A casino is a facility where people can gamble by playing games of chance. Some casinos specialize in certain games while others are known for their glamour and glitz. Many casinos also offer hotels, restaurants, nongambling game rooms and other amenities. Casinos are a major source of revenue for some governments and are considered an entertainment industry. Some people visit casinos to learn the rules and strategies of the games, while others simply enjoy the atmosphere.

A modern casino is like an indoor amusement park for adults, with the vast majority of profits coming from gambling. While lighted fountains, musical shows and shopping centers add to the appeal, casinos would not exist without the billions of dollars that are bet on slot machines, blackjack, roulette, craps, baccarat and other games.

Casinos are regulated by law and most have security measures to prevent cheating and other crimes. In addition to cameras and other technological devices, casino employees have the authority to stop any activity they think is suspicious. The casino staff also enforces a code of conduct, which prohibits players from smoking or drinking alcohol in the gaming areas.

In the United States, casino gambling first appeared in Atlantic City, New Jersey in 1978. In the 1980s, casinos began appearing on American Indian reservations, which are exempt from state anti-gambling laws. From there, they spread rapidly across the country. In the 1990s, several states legalized casino gambling, including Iowa and Nevada.

Some of the biggest casinos in the world are located in Las Vegas, Nevada. They feature a variety of table games, video poker and slot machines and are visited by millions of people each year. Other major casino destinations include Monte Carlo, Monaco; Macau, China; and Singapore.

While casinos are often associated with a seedy underworld, they can be a fun and exciting place for anyone to spend some time. However, it is important to know the rules and regulations of the casino before you decide to play. It is also a good idea to check out the dress code and the minimum age before you visit.

The word casino is Italian for “meeting place.” The original casinos were small clubhouses where locals met to drink and gamble. When large public gambling houses were shut down, these clubs grew to become the modern casinos.

As the popularity of casino games grew, organized crime figures began funding them. The mobsters had so much money from their drug dealing, extortion and other illegal rackets that they could afford to invest in the business.
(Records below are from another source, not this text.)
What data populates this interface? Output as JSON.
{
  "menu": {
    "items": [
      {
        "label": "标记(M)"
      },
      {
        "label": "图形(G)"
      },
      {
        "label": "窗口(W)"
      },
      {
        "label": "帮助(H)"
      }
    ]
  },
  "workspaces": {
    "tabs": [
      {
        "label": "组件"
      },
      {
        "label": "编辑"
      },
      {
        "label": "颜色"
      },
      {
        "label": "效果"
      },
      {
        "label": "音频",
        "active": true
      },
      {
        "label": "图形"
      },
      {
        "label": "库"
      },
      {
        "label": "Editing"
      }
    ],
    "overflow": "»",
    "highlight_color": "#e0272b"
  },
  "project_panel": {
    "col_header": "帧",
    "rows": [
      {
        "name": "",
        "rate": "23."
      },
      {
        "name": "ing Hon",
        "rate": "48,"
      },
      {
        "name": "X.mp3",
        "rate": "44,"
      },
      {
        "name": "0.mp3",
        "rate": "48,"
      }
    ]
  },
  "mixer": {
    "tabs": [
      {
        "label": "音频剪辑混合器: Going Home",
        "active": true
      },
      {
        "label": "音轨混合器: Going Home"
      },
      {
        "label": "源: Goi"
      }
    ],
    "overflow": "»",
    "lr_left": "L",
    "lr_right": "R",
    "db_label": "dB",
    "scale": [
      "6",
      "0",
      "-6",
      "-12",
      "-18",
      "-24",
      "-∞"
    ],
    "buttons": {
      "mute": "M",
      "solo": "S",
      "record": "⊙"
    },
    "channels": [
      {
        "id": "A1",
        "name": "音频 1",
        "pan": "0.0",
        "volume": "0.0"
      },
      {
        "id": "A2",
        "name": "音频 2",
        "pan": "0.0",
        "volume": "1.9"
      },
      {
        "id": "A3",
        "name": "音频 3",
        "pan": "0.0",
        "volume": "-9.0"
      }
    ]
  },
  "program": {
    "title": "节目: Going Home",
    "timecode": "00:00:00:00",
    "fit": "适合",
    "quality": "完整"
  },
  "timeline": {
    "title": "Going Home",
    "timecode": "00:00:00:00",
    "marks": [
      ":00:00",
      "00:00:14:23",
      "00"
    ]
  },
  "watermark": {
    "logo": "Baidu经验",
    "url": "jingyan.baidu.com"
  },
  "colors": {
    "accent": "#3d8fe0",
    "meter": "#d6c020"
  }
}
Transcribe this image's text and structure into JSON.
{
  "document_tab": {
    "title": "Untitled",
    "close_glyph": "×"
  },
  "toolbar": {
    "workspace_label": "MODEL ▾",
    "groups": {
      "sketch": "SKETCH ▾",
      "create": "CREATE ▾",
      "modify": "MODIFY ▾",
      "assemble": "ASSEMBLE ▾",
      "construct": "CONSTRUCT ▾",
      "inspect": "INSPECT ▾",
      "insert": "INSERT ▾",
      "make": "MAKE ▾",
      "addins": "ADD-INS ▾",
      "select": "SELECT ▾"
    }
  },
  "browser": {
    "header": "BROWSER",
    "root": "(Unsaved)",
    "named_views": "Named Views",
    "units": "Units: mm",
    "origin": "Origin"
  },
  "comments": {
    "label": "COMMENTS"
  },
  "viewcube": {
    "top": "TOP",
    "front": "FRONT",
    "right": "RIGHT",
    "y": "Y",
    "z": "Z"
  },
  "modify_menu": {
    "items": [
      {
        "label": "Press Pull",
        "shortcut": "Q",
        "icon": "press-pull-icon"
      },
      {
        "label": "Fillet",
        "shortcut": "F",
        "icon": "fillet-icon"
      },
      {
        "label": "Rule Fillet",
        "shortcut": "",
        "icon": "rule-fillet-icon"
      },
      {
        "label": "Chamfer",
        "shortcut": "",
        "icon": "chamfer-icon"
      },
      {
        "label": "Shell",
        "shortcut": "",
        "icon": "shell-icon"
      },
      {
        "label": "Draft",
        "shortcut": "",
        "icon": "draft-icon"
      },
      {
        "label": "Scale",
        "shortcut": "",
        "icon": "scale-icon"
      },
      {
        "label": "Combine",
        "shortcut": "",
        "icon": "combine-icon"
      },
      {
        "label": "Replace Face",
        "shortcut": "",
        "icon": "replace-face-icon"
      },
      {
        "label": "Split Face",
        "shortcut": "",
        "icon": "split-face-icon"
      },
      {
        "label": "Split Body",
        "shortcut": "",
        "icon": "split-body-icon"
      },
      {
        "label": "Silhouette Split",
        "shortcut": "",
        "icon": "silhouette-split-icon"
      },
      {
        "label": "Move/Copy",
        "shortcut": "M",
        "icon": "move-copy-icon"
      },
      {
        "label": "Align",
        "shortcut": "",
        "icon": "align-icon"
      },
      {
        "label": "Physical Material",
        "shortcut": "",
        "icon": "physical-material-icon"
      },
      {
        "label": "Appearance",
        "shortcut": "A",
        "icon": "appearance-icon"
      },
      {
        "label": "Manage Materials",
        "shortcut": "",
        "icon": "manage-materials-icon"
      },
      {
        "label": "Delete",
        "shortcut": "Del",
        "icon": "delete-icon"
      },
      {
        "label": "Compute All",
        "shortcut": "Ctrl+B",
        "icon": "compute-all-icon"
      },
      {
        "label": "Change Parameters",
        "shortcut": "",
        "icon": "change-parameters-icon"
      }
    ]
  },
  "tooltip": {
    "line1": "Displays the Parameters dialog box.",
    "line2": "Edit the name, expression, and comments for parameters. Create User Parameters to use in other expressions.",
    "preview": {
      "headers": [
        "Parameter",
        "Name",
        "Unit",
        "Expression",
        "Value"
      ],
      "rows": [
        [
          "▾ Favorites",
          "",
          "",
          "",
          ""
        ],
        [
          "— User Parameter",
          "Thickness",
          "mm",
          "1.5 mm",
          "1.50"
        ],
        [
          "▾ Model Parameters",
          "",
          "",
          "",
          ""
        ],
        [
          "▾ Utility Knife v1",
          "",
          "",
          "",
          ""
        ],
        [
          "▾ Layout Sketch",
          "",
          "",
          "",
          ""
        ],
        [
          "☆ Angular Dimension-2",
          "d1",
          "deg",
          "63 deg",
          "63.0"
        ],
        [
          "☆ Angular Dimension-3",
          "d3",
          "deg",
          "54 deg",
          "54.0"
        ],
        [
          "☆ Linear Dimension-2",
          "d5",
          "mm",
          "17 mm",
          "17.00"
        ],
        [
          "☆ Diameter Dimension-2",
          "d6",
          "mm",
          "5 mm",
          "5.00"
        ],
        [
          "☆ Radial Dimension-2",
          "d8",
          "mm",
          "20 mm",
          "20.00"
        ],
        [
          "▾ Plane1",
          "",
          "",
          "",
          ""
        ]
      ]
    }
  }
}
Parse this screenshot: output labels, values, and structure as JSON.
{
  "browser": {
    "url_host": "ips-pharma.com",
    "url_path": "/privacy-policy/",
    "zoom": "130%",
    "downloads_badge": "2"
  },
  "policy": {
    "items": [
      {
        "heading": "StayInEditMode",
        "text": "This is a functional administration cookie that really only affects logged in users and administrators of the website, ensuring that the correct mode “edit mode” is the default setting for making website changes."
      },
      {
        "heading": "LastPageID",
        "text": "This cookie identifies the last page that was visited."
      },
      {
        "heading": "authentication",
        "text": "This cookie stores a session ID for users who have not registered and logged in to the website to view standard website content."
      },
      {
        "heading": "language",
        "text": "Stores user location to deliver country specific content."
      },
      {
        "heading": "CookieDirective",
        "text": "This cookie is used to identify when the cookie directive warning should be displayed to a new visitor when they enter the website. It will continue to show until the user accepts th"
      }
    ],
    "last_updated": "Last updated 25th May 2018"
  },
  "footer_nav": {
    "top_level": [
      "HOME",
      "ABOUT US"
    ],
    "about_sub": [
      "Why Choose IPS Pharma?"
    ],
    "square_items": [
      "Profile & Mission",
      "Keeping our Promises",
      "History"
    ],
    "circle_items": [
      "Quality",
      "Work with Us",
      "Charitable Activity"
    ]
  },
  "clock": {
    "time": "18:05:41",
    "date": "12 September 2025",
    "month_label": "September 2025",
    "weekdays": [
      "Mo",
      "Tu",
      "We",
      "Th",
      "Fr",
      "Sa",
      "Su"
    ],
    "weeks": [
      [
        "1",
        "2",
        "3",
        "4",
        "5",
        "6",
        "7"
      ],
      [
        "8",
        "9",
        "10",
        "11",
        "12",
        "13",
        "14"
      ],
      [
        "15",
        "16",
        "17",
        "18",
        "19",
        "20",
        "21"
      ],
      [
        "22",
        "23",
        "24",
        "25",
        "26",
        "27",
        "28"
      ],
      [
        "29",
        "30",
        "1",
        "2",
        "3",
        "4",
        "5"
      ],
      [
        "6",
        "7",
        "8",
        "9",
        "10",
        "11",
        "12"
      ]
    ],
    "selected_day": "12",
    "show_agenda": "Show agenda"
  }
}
They bought out legitimate casino owners, took sole or part ownership of some casinos and influenced the results of certain games through intimidation or threats to casino personnel. However, federal crackdowns and the risk of losing a license for even the slightest hint of mob involvement forced the mobsters out of the casino business. Real estate investors and hotel chains soon realized how lucrative casinos could be, and they bought out the mafia’s stakes.